A contentious minerals exploration project in outback South Australia, approved by the Premier, is prompting calls for a change to heritage laws.

Key points:

  • A minerals exploration company has been given approval to drill at Lake Torrens, a sacred site
  • SA Greens want protection of Aboriginal heritage improved
  • The SA Government says the drilling will not permanently affect the lake’s cultural heritage

Premier Steven Marshall, who is also the Aboriginal Affairs Minister, approved an application by exploration company Kelaray to explore for ore bodies on the surface of Lake Torrens.

The salt lake, part of a national park, is considered sacred by at least four Aboriginal nations but does not have any native title protections.
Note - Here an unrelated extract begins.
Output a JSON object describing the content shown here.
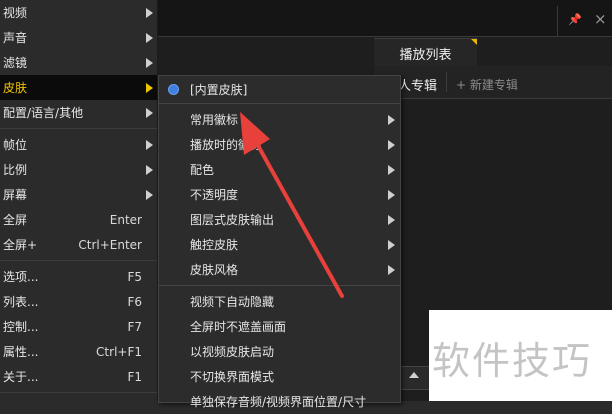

Kelaray, a subsidiary of Argonaut Resources, made the application under Section 23 of the Aboriginal Heritage Act, which allows the minister to approve the damage or disturbance of sacred sites.

An email obtained by the ABC revealed almost every Aboriginal person consulted on the project opposed it, but Mr Marshall chose to prioritise the project’s potential economic benefits.

The State Government says the drilling will not cause permanent damage.(Supplied: Rebecca Tayler)

The approval has prompted calls from the SA Greens to change the act to give Aboriginal people a greater voice.

“If we’re really going to get serious about reconciliation in this state, I think that act needs to be revisited and done properly this time,” Greens MP Tammy Franks said.

“Not rammed through Parliament in a couple of days, but properly considered and Aboriginal voices heard.

“The review should really listen to Aboriginal people this time.

Government defends decision

Mr Marshall was not available for an interview, but a Government spokesperson defended the Premier’s decision.

“This follows extensive consultation with Aboriginal organisations and people claiming an interest in Lake Torrens,” the spokesperson said.

“The authorisation requires Argonaut to undertake its exploration in accordance with conditions to minimise impacts of the program and to keep interested Aboriginal parties informed on a regular basis of the progress of the company’s work.”

The spokesperson said Mr Marshall also took into account:

  • a history of mineral exploration activity on Lake Torrens and close to its shoreline, with government records indicating the first exploration hole was drilled in 1960
  • the granting of 282 exploration licences over areas of Lake Torrens since the early 1970s
  • Section 23 authorisations approved in 2010 and 2018 by the former government to permit exploration on and in the vicinity of Lake Torrens
  • a separate Section 23 authorisation would have to be sought by Kelaray if exploration led to any proposal to mine at Lake Torrens

The SA Greens want changes to the state Aboriginal Heritage Act.(Supplied: Tony Magor/Department of Environment and Water)

Project on scale ‘never seen before’

SA Labor’s Aboriginal affairs spokesperson, Kyam Maher, defended the 2010 and 2018 approvals that were made when his party was in government.

Mr Maher said those projects were on a smaller scale.

“Very widescale drilling over a very large area and people are concerned that firstly, it is happening, and also what sort of conditions are on there to make sure it’s done sensibly?”

He said heritage concerns and minerals projects needed to be given equal weight.

“Once Aboriginal heritage is destroyed or damaged on such a large scale, you can’t reverse that,” Mr Maher said.

“I think people are more alive to some of the concerns that Aboriginal people and traditional owners have.”